What will your doctor look for?
Your doctor will look for signs, clear objective findings discovered during the examination.
Any time a patient has an oral complaint, a doctor will want to make sure there is no airway problem. “Can you breath ok?”
“Say ahh, ” I ask. The airway is clear and open.
I look at the gums. Are they swollen?
How does the tooth look? Is it cracked or Decayed? Is there a big pocket of pus? Or has the floor of the mouth been affected?
Quickcare or ER?
If you have severe pain and there are no other clinics around, it is understandable to go to the ER.
Also, if the infection has spread to the deep tissues under the chin, (Lundwig’s Angina) go to the ER.
But if there are no airway problems, no fever, no shortness of breath, the walk-in clinic is the most appropriate.
What your doctor will ask you?
Your doctor will want to know your symptoms.
A symptom is a description of your condition to your doctor. It is YOUR story.
Answering the following questions will help your doctor understand:
- Where is the pain?
- When did it start?
- What makes it better?
- What makes it worse?
- What is associated with the pain?
- Did you hurt yourself?
What is your doctor thinking?
Your doctor will make a mental list of possible reasons for your signs and symptoms. This list is called a differential diagnosis.
A severe toothache may be due to a broken tooth.
Another possible cause is an abscess, which is collection of pus around the tooth.
Root canal symptoms will trigger at terrible local dental pain
Dry socket (alveolar osteitis) is very painful. This condition may follow 2-3 days after a tooth extraction.

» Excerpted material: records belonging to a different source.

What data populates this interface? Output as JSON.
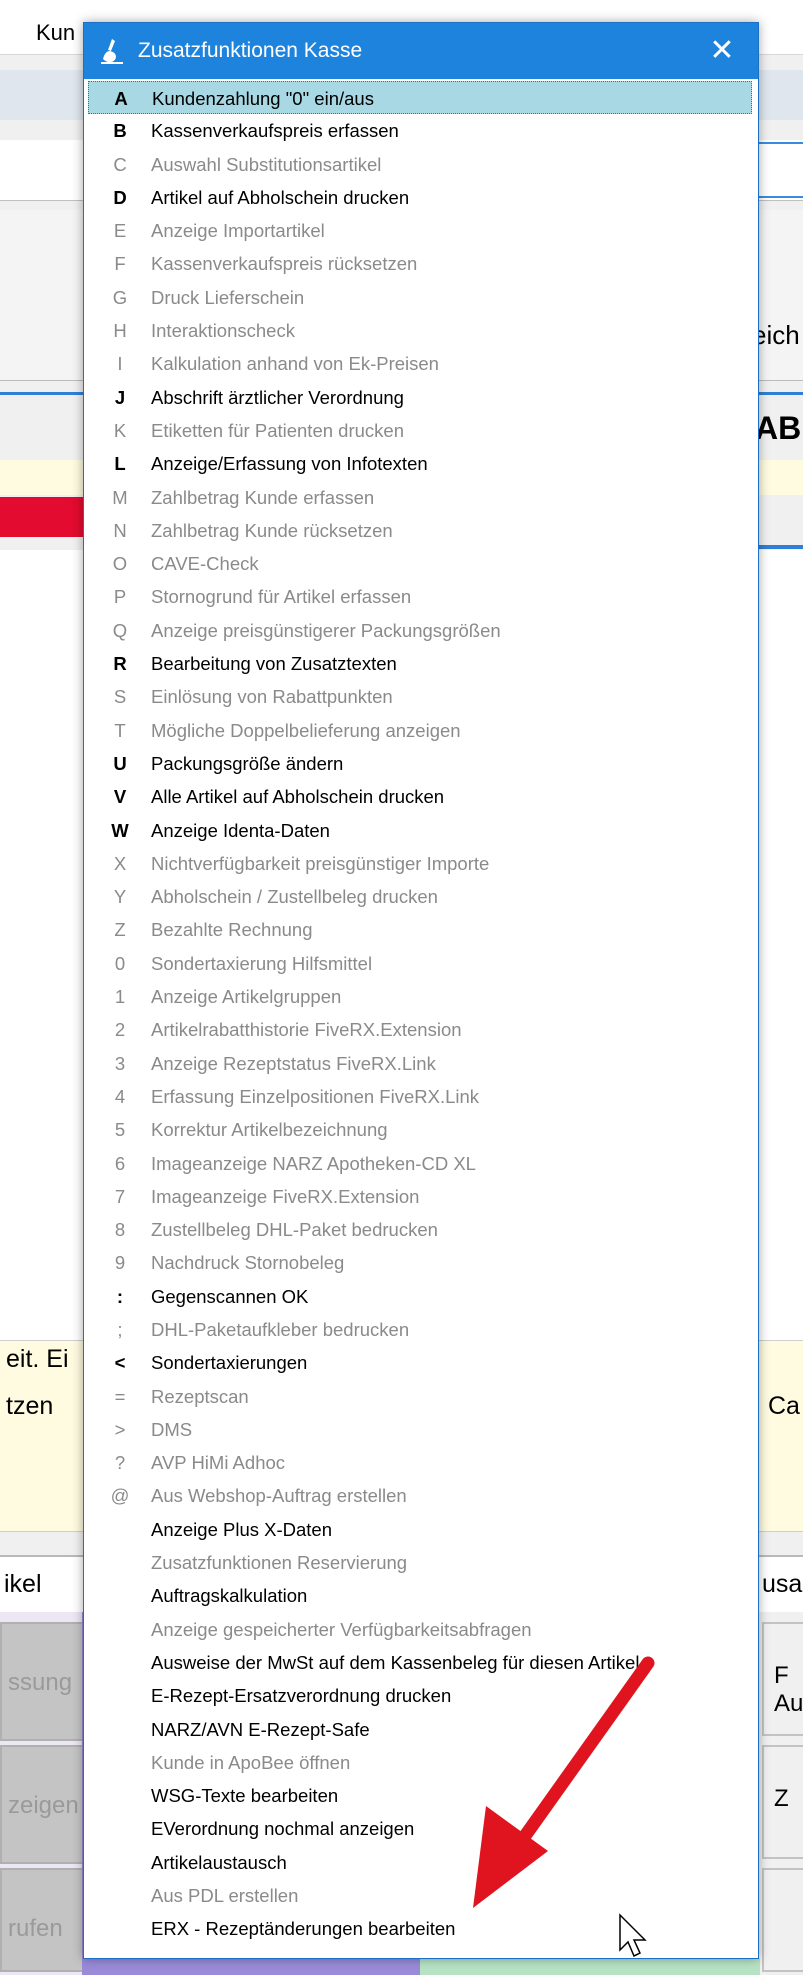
{
  "background": {
    "menubar_fragment": "Kun",
    "right_fragment_1": "eich",
    "right_fragment_2": "AB",
    "left_fragment_1": "eit. Ei",
    "left_fragment_2": "tzen",
    "right_fragment_3": "Ca",
    "row_left": "ikel",
    "row_right": "usa",
    "side_buttons": [
      "ssung",
      "zeigen",
      "rufen"
    ],
    "right_buttons": [
      "F Au",
      "Z",
      ""
    ]
  },
  "dialog": {
    "title": "Zusatzfunktionen Kasse",
    "close_label": "✕",
    "items": [
      {
        "key": "A",
        "label": "Kundenzahlung \"0\" ein/aus",
        "enabled": true,
        "selected": true
      },
      {
        "key": "B",
        "label": "Kassenverkaufspreis erfassen",
        "enabled": true
      },
      {
        "key": "C",
        "label": "Auswahl Substitutionsartikel",
        "enabled": false
      },
      {
        "key": "D",
        "label": "Artikel auf Abholschein drucken",
        "enabled": true
      },
      {
        "key": "E",
        "label": "Anzeige Importartikel",
        "enabled": false
      },
      {
        "key": "F",
        "label": "Kassenverkaufspreis rücksetzen",
        "enabled": false
      },
      {
        "key": "G",
        "label": "Druck Lieferschein",
        "enabled": false
      },
      {
        "key": "H",
        "label": "Interaktionscheck",
        "enabled": false
      },
      {
        "key": "I",
        "label": "Kalkulation anhand von Ek-Preisen",
        "enabled": false
      },
      {
        "key": "J",
        "label": "Abschrift ärztlicher Verordnung",
        "enabled": true
      },
      {
        "key": "K",
        "label": "Etiketten für Patienten drucken",
        "enabled": false
      },
      {
        "key": "L",
        "label": "Anzeige/Erfassung von Infotexten",
        "enabled": true
      },
      {
        "key": "M",
        "label": "Zahlbetrag Kunde erfassen",
        "enabled": false
      },
      {
        "key": "N",
        "label": "Zahlbetrag Kunde rücksetzen",
        "enabled": false
      },
      {
        "key": "O",
        "label": "CAVE-Check",
        "enabled": false
      },
      {
        "key": "P",
        "label": "Stornogrund für Artikel erfassen",
        "enabled": false
      },
      {
        "key": "Q",
        "label": "Anzeige preisgünstigerer Packungsgrößen",
        "enabled": false
      },
      {
        "key": "R",
        "label": "Bearbeitung von Zusatztexten",
        "enabled": true
      },
      {
        "key": "S",
        "label": "Einlösung von Rabattpunkten",
        "enabled": false
      },
      {
        "key": "T",
        "label": "Mögliche Doppelbelieferung anzeigen",
        "enabled": false
      },
      {
        "key": "U",
        "label": "Packungsgröße ändern",
        "enabled": true
      },
      {
        "key": "V",
        "label": "Alle Artikel auf Abholschein drucken",
        "enabled": true
      },
      {
        "key": "W",
        "label": "Anzeige Identa-Daten",
        "enabled": true
      },
      {
        "key": "X",
        "label": "Nichtverfügbarkeit preisgünstiger Importe",
        "enabled": false
      },
      {
        "key": "Y",
        "label": "Abholschein / Zustellbeleg drucken",
        "enabled": false
      },
      {
        "key": "Z",
        "label": "Bezahlte Rechnung",
        "enabled": false
      },
      {
        "key": "0",
        "label": "Sondertaxierung Hilfsmittel",
        "enabled": false
      },
      {
        "key": "1",
        "label": "Anzeige Artikelgruppen",
        "enabled": false
      },
      {
        "key": "2",
        "label": "Artikelrabatthistorie FiveRX.Extension",
        "enabled": false
      },
      {
        "key": "3",
        "label": "Anzeige Rezeptstatus FiveRX.Link",
        "enabled": false
      },
      {
        "key": "4",
        "label": "Erfassung Einzelpositionen FiveRX.Link",
        "enabled": false
      },
      {
        "key": "5",
        "label": "Korrektur Artikelbezeichnung",
        "enabled": false
      },
      {
        "key": "6",
        "label": "Imageanzeige NARZ Apotheken-CD XL",
        "enabled": false
      },
      {
        "key": "7",
        "label": "Imageanzeige FiveRX.Extension",
        "enabled": false
      },
      {
        "key": "8",
        "label": "Zustellbeleg DHL-Paket bedrucken",
        "enabled": false
      },
      {
        "key": "9",
        "label": "Nachdruck Stornobeleg",
        "enabled": false
      },
      {
        "key": ":",
        "label": "Gegenscannen OK",
        "enabled": true
      },
      {
        "key": ";",
        "label": "DHL-Paketaufkleber bedrucken",
        "enabled": false
      },
      {
        "key": "<",
        "label": "Sondertaxierungen",
        "enabled": true
      },
      {
        "key": "=",
        "label": "Rezeptscan",
        "enabled": false
      },
      {
        "key": ">",
        "label": "DMS",
        "enabled": false
      },
      {
        "key": "?",
        "label": "AVP HiMi Adhoc",
        "enabled": false
      },
      {
        "key": "@",
        "label": "Aus Webshop-Auftrag erstellen",
        "enabled": false
      },
      {
        "key": "",
        "label": "Anzeige Plus X-Daten",
        "enabled": true
      },
      {
        "key": "",
        "label": "Zusatzfunktionen Reservierung",
        "enabled": false
      },
      {
        "key": "",
        "label": "Auftragskalkulation",
        "enabled": true
      },
      {
        "key": "",
        "label": "Anzeige gespeicherter Verfügbarkeitsabfragen",
        "enabled": false
      },
      {
        "key": "",
        "label": "Ausweise der MwSt auf dem Kassenbeleg für diesen Artikel",
        "enabled": true
      },
      {
        "key": "",
        "label": "E-Rezept-Ersatzverordnung drucken",
        "enabled": true
      },
      {
        "key": "",
        "label": "NARZ/AVN E-Rezept-Safe",
        "enabled": true
      },
      {
        "key": "",
        "label": "Kunde in ApoBee öffnen",
        "enabled": false
      },
      {
        "key": "",
        "label": "WSG-Texte bearbeiten",
        "enabled": true
      },
      {
        "key": "",
        "label": "EVerordnung nochmal anzeigen",
        "enabled": true
      },
      {
        "key": "",
        "label": "Artikelaustausch",
        "enabled": true
      },
      {
        "key": "",
        "label": "Aus PDL erstellen",
        "enabled": false
      },
      {
        "key": "",
        "label": "ERX - Rezeptänderungen bearbeiten",
        "enabled": true
      }
    ]
  },
  "colors": {
    "titlebar": "#1e83dd",
    "selected_bg": "#a7d8e3",
    "enabled_text": "#000000",
    "disabled_text": "#8a8a8a",
    "arrow": "#e0141e"
  }
}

What is the treatment of dental pain?
Sometimes I personally use home remedies for toothache which includes liquid Benadryl or cloves. Many times I will get a moderated toothache relief.
When I am treating my patients, after I know that the airway is clear, pain control is addressed. Usually pills or maybe a shot in the butt will help.
More and more doctors will inject numbing medicine around the tooth kind of like a dentist would do.
Also, if there is a hint of an infection, most doctors would prescribe an antibiotic such as Penicillin.
If there is dry socket (bone exposure), the tooth needs to be covered.
How long will you be sick?
I have found that dentists make room in their busy schedules to see patients who had been in the ER….Especially at 2:00 am.
What can be done next? After pain control and antibiotic coverage, that is for the dentist to decide.
Let me tell you a story…..
2:00 am is a magical time. All the stimuli that keeps a person busy throughout the day just disappears. Empty. Quiet. Not a peep….
……Except that one little pain that has been bothering him the whole day. All the focus goes to that one spot. That’s what happened to Oscar.
He was fine the whole day. The darkness of night spoke to him. Fear. Pain. “What if this pain is an infection going into your brain,” said Mr. Darkness. “What if the infection spreads to my entire face?”
Naturally, he came to the ER to seek answers, a pain shot and assurance. He needed some form of an answer.
In Oscar’s case, the pain was local, throbbing, severe. But no fever or difficulty swallowing is associated. Oscar had no trauma or injury.
As with any toothache, Oscar needs a dentist for definitive care.
But what can I do as an Emergency Room doctor? At 2 am, I usually offer a pain shot of Toradol and a prescription of antibiotics such as penicillin (PenVK 500mg 4 times per day.)
With that, at least Oscar can get some sleep and see his dentist in the morning.
I hope this helps.